In this digitally-driven and fast-paced world, humanity has become the new premium. Consumers don’t just expect convenience and instant gratification — they also want to connect with the brands they buy from. 3V Gear — a manufacturer of heavy-duty tactical backpacks, sling bags, and everyday carry bags — understands this and takes great pride in engaging with their customers through storytelling and excellent customer service.
Finding the Sweet Spot
It all started almost ten years ago when Dan Beck was looking for a bug-out bag for him and his wife. In case you’re wondering, a bug-out bag (otherwise known as a grab bag or go bag) is an emergency bag that can store necessities that one would require to survive for 72 hours in case of an emergency.
Dan was frustrated by the options he found — did a bag really need to cost over $200?
So, instead of waiting around to find his perfect bag, he decided to make it. Dan went on to work with a manufacturer and found the sweet spot between high-quality, luxury bags and those that are inexpensive and less reliable.
Fast forward to today, and 3V Gear boasts over a hundred different products.
The Missing Ingredient
During the first few years of business, 3V Gear enjoyed steady growth but dealt with the typical issues that small startups usually face: cash flow, inventory, personnel, and shipping. The 3V Gear team was making it work, but there was one crucial ingredient for success missing: strong customer relationships.
At the time, 3V Gear was almost entirely dependent on Amazon for selling their products. While their products were popular, there were two significant issues: 1.) Amazon was taking a large percentage of the profits, and 2.) Amazon was also doing most of the customer support for warranties and fulfillment. This meant that 3V Gear didn’t have a relationship with the customer. Amazon did.
To solve these problems, 3V Gear’s marketing team worked to revamp the brand’s website.
The Big Redesign
According to Kirk Sample, 3V Gear’s Marketing Director and Lead Product Developer, the brand’s primary goal is to put their customers first. After their big website redesign, they were able to do that and a whole lot more.
“We have a unique story, and we feel like we have a unique product,” says Kirk. “You can buy a backpack anywhere, but ours are purpose-built for specific people and reasons. It’s hard to control that story through Amazon or eBay — there’s so much noise. If you’re not on the front page or sponsoring your products, it’s virtually impossible to be seen.”

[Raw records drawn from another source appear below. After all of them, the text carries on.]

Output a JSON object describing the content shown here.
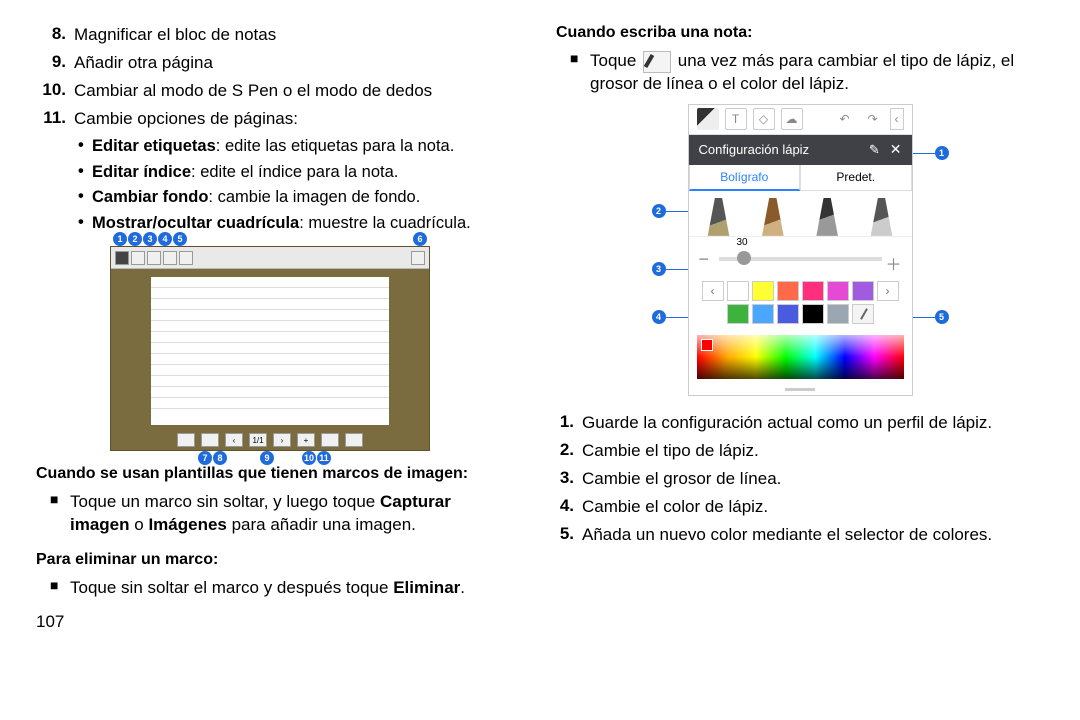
{
  "left": {
    "list": [
      {
        "n": "8.",
        "t": "Magnificar el bloc de notas"
      },
      {
        "n": "9.",
        "t": "Añadir otra página"
      },
      {
        "n": "10.",
        "t": "Cambiar al modo de S Pen o el modo de dedos"
      },
      {
        "n": "11.",
        "t": "Cambie opciones de páginas:"
      }
    ],
    "bullets": [
      {
        "b": "Editar etiquetas",
        "rest": ": edite las etiquetas para la nota."
      },
      {
        "b": "Editar índice",
        "rest": ": edite el índice para la nota."
      },
      {
        "b": "Cambiar fondo",
        "rest": ": cambie la imagen de fondo."
      },
      {
        "b": "Mostrar/ocultar cuadrícula",
        "rest": ": muestre la cuadrícula."
      }
    ],
    "h_template": "Cuando se usan plantillas que tienen marcos de imagen:",
    "sq_template_a": "Toque un marco sin soltar, y luego toque ",
    "sq_template_b": "Capturar imagen",
    "sq_template_c": " o ",
    "sq_template_d": "Imágenes",
    "sq_template_e": " para añadir una imagen.",
    "h_del": "Para eliminar un marco:",
    "sq_del_a": "Toque sin soltar el marco y después toque ",
    "sq_del_b": "Eliminar",
    "sq_del_c": ".",
    "page_ind": "1/1",
    "page_num": "107",
    "callouts_top": [
      "1",
      "2",
      "3",
      "4",
      "5",
      "6"
    ],
    "callouts_bot": [
      "7",
      "8",
      "9",
      "10",
      "11"
    ]
  },
  "right": {
    "h_write": "Cuando escriba una nota:",
    "sq_w_a": "Toque ",
    "sq_w_b": " una vez más para cambiar el tipo de lápiz, el grosor de línea o el color del lápiz.",
    "pen_head": "Configuración lápiz",
    "tab_active": "Bolígrafo",
    "tab_preset": "Predet.",
    "slider_val": "30",
    "top_icons": {
      "t": "T"
    },
    "colors_row1": [
      "#ffffff",
      "#ffff33",
      "#ff6a4a",
      "#ff2f7d",
      "#e44ad6",
      "#a05be0"
    ],
    "colors_row2": [
      "#3db23d",
      "#4aa7ff",
      "#4a5be0",
      "#000000",
      "#9aa7b0"
    ],
    "callouts": [
      "1",
      "2",
      "3",
      "4",
      "5"
    ],
    "list": [
      {
        "n": "1.",
        "t": "Guarde la configuración actual como un perfil de lápiz."
      },
      {
        "n": "2.",
        "t": "Cambie el tipo de lápiz."
      },
      {
        "n": "3.",
        "t": "Cambie el grosor de línea."
      },
      {
        "n": "4.",
        "t": "Cambie el color de lápiz."
      },
      {
        "n": "5.",
        "t": "Añada un nuevo color mediante el selector de colores."
      }
    ]
  }
}
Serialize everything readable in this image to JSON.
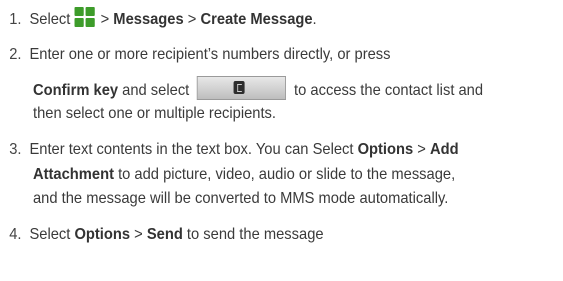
{
  "steps": [
    {
      "number": "1.",
      "pre": "Select ",
      "menu_icon": "menu-grid-icon",
      "sep1": " > ",
      "item1": "Messages",
      "sep2": " > ",
      "item2": "Create Message",
      "end": "."
    },
    {
      "number": "2.",
      "line1": "Enter one or more recipient’s numbers directly, or press",
      "confirm": "Confirm key",
      "mid": " and select ",
      "contact_icon": "contact-list-icon",
      "after": " to access the contact list and",
      "line3": "then select one or multiple recipients."
    },
    {
      "number": "3.",
      "pre": "Enter text contents in the text box. You can Select ",
      "options": "Options",
      "sep": " > ",
      "add": "Add",
      "attachment": "Attachment",
      "line2_rest": " to add picture, video, audio or slide to the message,",
      "line3": "and the message will be converted to MMS mode automatically."
    },
    {
      "number": "4.",
      "pre": "Select ",
      "options": "Options",
      "sep": " > ",
      "send": "Send",
      "end": " to send the message"
    }
  ]
}
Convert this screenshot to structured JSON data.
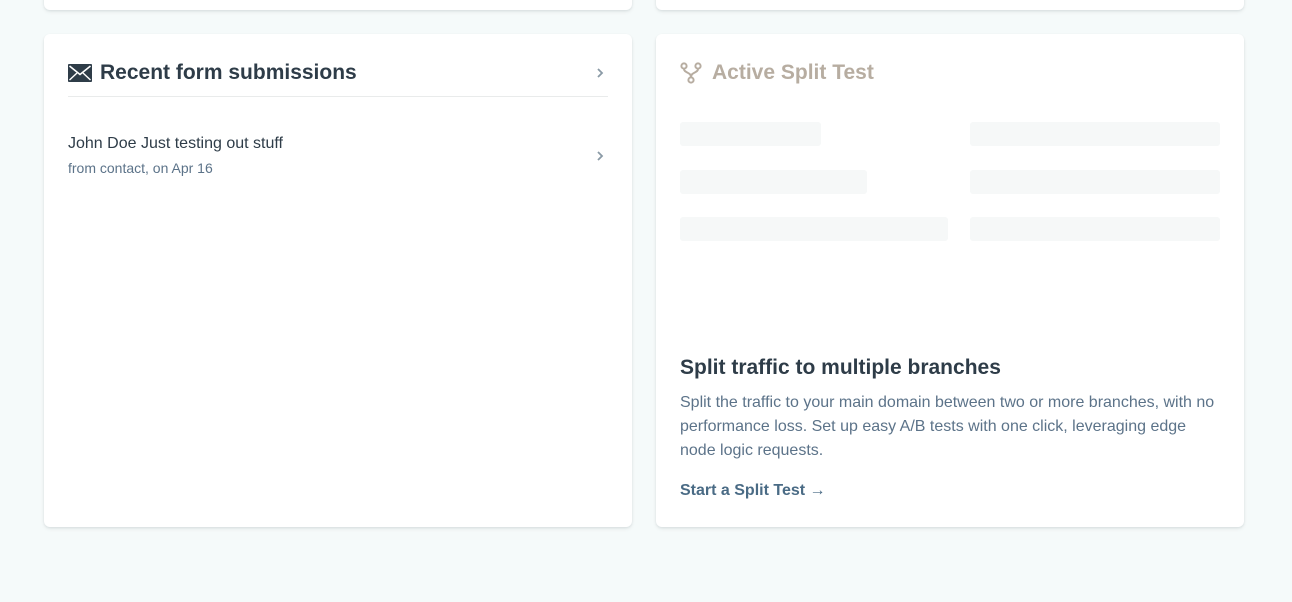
{
  "forms_card": {
    "title": "Recent form submissions",
    "icon": "mail-icon",
    "submissions": [
      {
        "text": "John Doe Just testing out stuff",
        "meta": "from contact, on Apr 16"
      }
    ]
  },
  "split_card": {
    "title": "Active Split Test",
    "icon": "split-fork-icon",
    "promo_title": "Split traffic to multiple branches",
    "promo_text": "Split the traffic to your main domain between two or more branches, with no performance loss. Set up easy A/B tests with one click, leveraging edge node logic requests.",
    "cta_label": "Start a Split Test →"
  },
  "colors": {
    "background": "#f5fafa",
    "card": "#ffffff",
    "heading": "#2e3c48",
    "muted": "#5c7389",
    "disabled_title": "#b7ada1",
    "link": "#4a6b85"
  }
}
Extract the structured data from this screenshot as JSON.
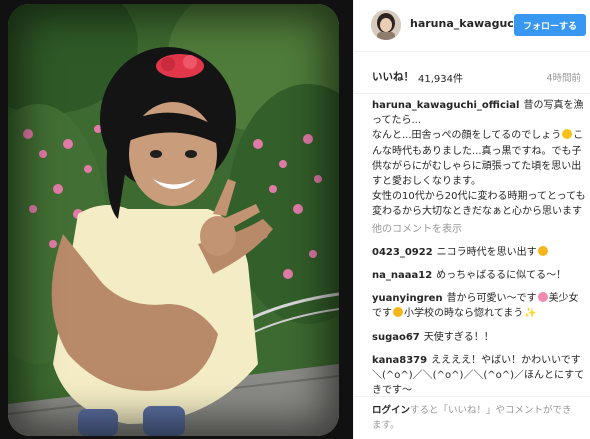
{
  "post": {
    "username": "haruna_kawaguc...",
    "follow_label": "フォローする",
    "likes_label": "いいね！",
    "likes_count": "41,934件",
    "timestamp": "4時間前"
  },
  "caption": {
    "author": "haruna_kawaguchi_official",
    "text_1": "昔の写真を漁ってたら...",
    "text_2": "なんと...田舎っぺの顔をしてるのでしょう",
    "text_3": "こんな時代もありました...真っ黒ですね。でも子供ながらにがむしゃらに頑張ってた頃を思い出すと愛おしくなります。",
    "text_4": "女性の10代から20代に変わる時期ってとっても変わるから大切なときだなぁと心から思います"
  },
  "view_more_label": "他のコメントを表示",
  "comments": [
    {
      "author": "0423_0922",
      "text_1": "ニコラ時代を思い出す"
    },
    {
      "author": "na_naaa12",
      "text_1": "めっちゃばるるに似てる〜！"
    },
    {
      "author": "yuanyingren",
      "text_1": "昔から可愛い〜です",
      "text_2": "美少女です",
      "text_3": "小学校の時なら惚れてまう"
    },
    {
      "author": "sugao67",
      "text_1": "天使すぎる！！"
    },
    {
      "author": "kana8379",
      "text_1": "ええええ！やばい！かわいいです＼(^o^)／＼(^o^)／＼(^o^)／ほんとにすてきです〜"
    }
  ],
  "footer": {
    "login_label": "ログイン",
    "text": "すると「いいね！」やコメントができます。"
  },
  "colors": {
    "follow_button": "#3897f0",
    "text_primary": "#262626",
    "text_secondary": "#999999",
    "divider": "#efefef"
  },
  "icons": [
    "heart-eyes-emoji",
    "smile-emoji",
    "sparkle-emoji"
  ]
}
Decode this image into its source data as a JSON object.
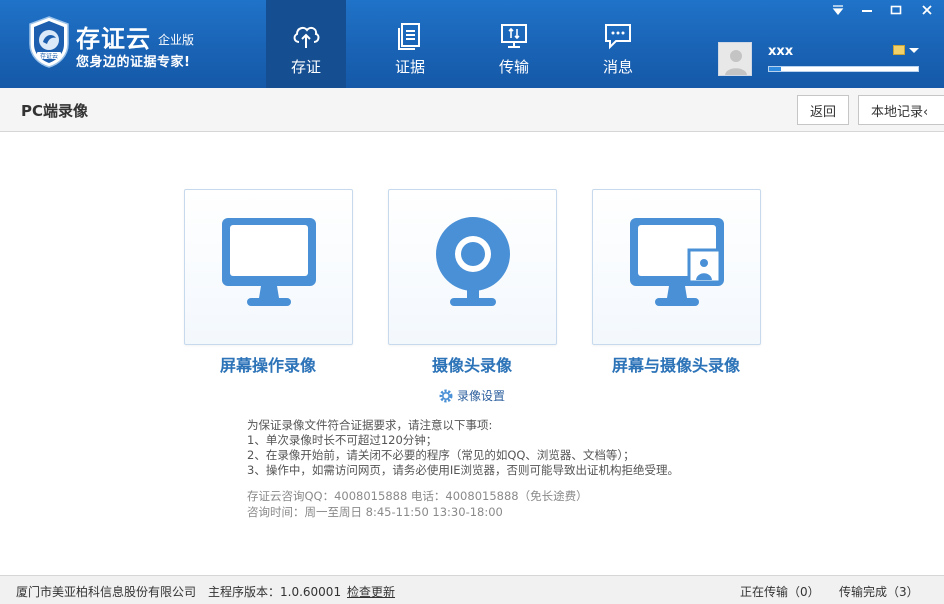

Since they’ve taken more control of sales via their website, they’ve been able to communicate directly with their customers. According to Kirk, email is consistently their best and most profitable platform. Case in point: one of their most successful programs involves their product development team, which is made up entirely of their customers. Through email, these members are sent product roadmaps, information about new product changes, and more. Customers also provide their feedback on product design, what they like or don’t like, and what they’d like to see more of.
To say the levels of engagement are high is an understatement — these emails generally rack up 90% open rates! Thanks to continuous and transparent communication, 3V Gear’s customers are more vested in the brand because they feel like their voices are heard.
The 3V Gear team has also been able to keep their marketing cohesive and consistent. They can tell their story, share social media links, and run a blog, all in one spot. This has encouraged them to be more active on their social media channels and more creative with their social campaigns to redirect people back to their website.
With these improvements and efforts, 3V Gear is now trending over 60% growth through their website, with no signs of slowing down.
Advice for D2C Marketers
When asked what the most important lesson he’s learned in his marketing career was, Kirk says, “It’s a big cliche to say, but the biggest thing is to treat your customer the way you want to be treated.”
In addition to this sound bit of advice, Kirk also has some other tips for D2C marketers:
Grow your email list as fast as you can. Here are five smart ways to establish and grow a valuable email list:
- Provide email opt-in options on your website, such as a standard opt-in form or pop-up banner, to sign up for your newsletter or announcements.
- Always include an incentive to sign up for your emails, such as a discount or free content.
- Promote a giveaway on your website and social media pages.
- Be sure to capture emails during checkout.
- Make sure that every page, blog post, and landing page on your website has a CTA.
Seek out collaborations with other companies. D2C companies have to deal with everything, from manufacturing to marketing, shipping, customer service, and much more. Partnerships are an excellent way for companies to strengthen their brand without overstretching their resources.
Be consistent. If you’re emailing once a week, always email once a week; if you publish a blog post once a week, stick to that cadence. It’s hard to stay engaged with customers when you aren’t consistent — build a content calendar to help keep you on track.
For a list of other amazing small businesses to support, check out our D2C Shopping List!
As the Customer Marketing Manager, Veronica is responsible for building strong relationships with customers and amplifying their stories. Outside the office, Veronica is happiest when she’s exploring hidden gems in SF, eating her weight in cheese/charcuterie, and dancing at a show (preferably in that order).